The number of edible cannabis ingestions in kids younger than 6 rose from 207 in 2017 to 3,054 in 2021, according to a study out of the Southern Illinois School of Medicine. Of 7,034 exposures between 2017 and 2021, 22.7% of patients were admitted to the hospital.
The study noted there were eight states plus Washington D.C. in January 2017 that allowed recreational cannabis use. By May 2022 the number rose to 18 states plus Washington D.C.
Is too much marijuana dangerous?
Consuming too much marijuana is usually not life threatening, but it is a hallucinogen so people react to it differently, Rizqalla said.
"We've seen cases of patients using either excessive amounts of marijuana or synthetic marijuana that have had acute psychotic breaks, have developed psychiatric illness that they've not experienced in the past," Rizqalla said.
It can make people dizzy, disoriented and confused, and symptoms can last as long as 24 hours, Miller said. When someone unintentionally eats a THC product, its effects, which can take hours to develop, can be scary.
'There won’t be a cannabis Joe Camel'
In February, Belokopitsky submitted her concerns on behalf of the PTA to the New York State Cannabis Control Board, which is responsible for regulating the state's cannabis industry.
She asked the agency to focus on protecting kids in several ways: Increasing the distance between cannabis businesses and youth facilities, making products less attractive to kids, and increasing penalties for business that advertise or sell to kids.
The PTA was among five statewide groups, including the state's Association of County Health Officials and Academy of Family Physicians, that sent another letter the same day expounding on those requests.
Lyla Hunt, deputy director of public health and campaigns for the state Office of Cannabis Management, said in an email that state regulations around packaging, labeling, and marketing are designed to ensure legal products are only marketed to adults.
"That means no regulated edibles will come in packages that imitate products marketed toward young people —there won’t be a cannabis Joe Camel in New York," she said.
Legal dispensaries will never sell products that look like candy and target children, Hunt said, but illicit sellers do. The agency's enforcement teams are working to shut them down, as well as unlicensed storefronts that don't check IDs.
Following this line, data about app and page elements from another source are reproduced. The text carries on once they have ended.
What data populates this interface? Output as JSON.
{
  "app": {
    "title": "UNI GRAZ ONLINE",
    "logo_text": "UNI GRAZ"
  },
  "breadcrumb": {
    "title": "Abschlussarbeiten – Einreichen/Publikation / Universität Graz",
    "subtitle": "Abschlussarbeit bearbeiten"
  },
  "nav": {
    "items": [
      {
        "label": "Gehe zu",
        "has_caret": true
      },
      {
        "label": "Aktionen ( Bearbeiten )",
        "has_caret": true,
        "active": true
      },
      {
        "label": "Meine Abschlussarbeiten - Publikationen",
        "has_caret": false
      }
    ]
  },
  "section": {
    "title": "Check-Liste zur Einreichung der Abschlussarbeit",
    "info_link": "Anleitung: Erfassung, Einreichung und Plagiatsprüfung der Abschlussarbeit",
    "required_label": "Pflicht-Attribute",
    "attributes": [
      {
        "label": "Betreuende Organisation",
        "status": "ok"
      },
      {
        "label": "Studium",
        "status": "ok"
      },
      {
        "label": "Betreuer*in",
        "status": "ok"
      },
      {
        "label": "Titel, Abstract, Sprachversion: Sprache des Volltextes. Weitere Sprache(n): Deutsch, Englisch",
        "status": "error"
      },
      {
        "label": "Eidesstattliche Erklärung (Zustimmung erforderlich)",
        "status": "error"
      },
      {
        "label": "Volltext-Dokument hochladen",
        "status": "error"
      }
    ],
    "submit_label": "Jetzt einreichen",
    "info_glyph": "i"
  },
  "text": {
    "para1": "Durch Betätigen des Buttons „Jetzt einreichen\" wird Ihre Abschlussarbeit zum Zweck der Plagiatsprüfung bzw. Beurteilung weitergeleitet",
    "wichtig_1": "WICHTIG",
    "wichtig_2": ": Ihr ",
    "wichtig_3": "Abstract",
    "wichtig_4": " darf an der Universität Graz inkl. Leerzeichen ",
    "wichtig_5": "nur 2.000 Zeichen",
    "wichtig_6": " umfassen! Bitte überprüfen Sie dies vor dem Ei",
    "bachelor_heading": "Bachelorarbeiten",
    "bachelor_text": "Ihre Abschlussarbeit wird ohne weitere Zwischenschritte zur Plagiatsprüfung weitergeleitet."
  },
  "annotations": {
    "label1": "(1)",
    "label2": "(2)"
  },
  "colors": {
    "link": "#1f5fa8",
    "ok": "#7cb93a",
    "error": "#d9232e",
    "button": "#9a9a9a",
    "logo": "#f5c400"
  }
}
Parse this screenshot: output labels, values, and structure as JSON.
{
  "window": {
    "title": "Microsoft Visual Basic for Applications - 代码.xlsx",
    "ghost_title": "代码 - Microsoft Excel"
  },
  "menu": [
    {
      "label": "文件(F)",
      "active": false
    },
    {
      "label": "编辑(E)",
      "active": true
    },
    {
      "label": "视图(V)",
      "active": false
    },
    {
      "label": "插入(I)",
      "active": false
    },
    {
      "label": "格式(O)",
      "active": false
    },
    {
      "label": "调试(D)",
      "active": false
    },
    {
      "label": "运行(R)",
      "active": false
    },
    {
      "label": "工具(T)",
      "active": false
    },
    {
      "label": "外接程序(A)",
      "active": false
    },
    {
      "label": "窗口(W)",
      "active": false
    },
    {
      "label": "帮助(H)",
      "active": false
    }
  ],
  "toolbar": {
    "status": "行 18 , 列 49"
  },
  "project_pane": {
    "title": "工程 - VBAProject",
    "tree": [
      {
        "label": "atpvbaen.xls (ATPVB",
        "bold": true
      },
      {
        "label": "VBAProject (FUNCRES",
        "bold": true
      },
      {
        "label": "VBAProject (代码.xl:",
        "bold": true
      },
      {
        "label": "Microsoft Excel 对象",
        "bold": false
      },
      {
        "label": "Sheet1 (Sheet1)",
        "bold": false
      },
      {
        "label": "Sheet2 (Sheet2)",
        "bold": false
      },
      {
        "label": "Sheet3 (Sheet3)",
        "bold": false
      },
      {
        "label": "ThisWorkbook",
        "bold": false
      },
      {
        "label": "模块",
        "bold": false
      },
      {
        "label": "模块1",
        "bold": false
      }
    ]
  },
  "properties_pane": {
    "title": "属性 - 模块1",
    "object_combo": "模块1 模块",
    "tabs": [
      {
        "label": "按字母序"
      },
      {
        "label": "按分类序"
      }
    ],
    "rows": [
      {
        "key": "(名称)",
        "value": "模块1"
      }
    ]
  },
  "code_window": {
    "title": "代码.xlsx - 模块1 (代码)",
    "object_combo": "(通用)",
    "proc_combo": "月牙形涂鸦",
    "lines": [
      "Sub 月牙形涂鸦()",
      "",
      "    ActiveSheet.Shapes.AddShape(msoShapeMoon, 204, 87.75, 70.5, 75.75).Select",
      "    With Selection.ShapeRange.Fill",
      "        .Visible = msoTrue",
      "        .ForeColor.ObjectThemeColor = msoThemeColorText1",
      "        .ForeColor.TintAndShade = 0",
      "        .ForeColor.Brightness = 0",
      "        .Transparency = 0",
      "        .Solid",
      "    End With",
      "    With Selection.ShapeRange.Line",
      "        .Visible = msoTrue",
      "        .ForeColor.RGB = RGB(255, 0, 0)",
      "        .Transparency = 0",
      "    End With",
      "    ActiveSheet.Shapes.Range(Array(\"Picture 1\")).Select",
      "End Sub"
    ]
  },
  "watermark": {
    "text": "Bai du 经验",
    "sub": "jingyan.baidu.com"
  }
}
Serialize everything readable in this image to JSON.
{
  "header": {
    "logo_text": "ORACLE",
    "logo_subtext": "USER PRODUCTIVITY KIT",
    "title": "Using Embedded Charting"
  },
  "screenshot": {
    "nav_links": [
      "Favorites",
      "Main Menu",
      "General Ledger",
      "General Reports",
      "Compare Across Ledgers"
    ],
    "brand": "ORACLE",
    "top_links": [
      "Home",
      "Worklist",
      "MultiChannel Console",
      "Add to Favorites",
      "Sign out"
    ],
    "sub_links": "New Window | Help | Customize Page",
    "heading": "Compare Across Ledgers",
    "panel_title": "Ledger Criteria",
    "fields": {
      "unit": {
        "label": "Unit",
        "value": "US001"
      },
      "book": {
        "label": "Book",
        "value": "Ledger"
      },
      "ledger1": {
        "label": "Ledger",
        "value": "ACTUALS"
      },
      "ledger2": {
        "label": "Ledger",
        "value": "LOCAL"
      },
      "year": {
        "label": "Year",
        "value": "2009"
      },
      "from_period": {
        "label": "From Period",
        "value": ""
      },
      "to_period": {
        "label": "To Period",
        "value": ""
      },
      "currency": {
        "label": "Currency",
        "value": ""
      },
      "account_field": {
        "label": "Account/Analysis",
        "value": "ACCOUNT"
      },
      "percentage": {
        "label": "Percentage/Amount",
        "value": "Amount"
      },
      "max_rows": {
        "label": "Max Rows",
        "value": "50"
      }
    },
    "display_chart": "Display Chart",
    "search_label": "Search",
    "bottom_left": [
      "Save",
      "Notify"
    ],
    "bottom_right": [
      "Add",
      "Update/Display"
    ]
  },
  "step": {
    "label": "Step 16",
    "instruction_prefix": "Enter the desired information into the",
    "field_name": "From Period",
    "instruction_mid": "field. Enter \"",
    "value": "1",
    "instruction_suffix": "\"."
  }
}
Hunt also noted the agency's partnership with the state's poison control centers to improve data collection.
"Products should be stored and locked, out of reach and out of sight of young people and pets. It’s not enough to just store them out of reach – kids and pets are resourceful," Hunt said.
The facts about fentanyl
It's well documented that drugs are being laced with fentanyl, and the outcome is often fatal.
Synthetic opioids like fentanyl accounted for 78% of overdose fatalities in New York in 2021, according to a November report from the state comptroller. There were over 5,800 drug overdose deaths in the state.
"Fentanyl is a scourge," Miller said. "There's no question about it."
But the majority of fentanyl access they see is in adults, more specifically those using heroin.
In Yonkers, Politopoulos said there had been one instance in the last three years where a kid died from a fentanyl overdose. A 15-year-old took a painkiller in pill form and didn't realize it contained fentanyl. "It's overwhelmingly adults we see accessing fentanyl," he said in an email.
Fentanyl overdoses typically happen when someone is "trying to get high but not realizing that the active molecule in the powder that they're injecting or snorting is much more potent than they thought," Miller said.
Rizqalla sees parents regularly bringing their children in for a drug screening, worried that the alcohol or marijuana their kid consumed was laced with fentanyl or another opioid. Often by the time the results come back, the child has been given IV fluids and is ready to leave.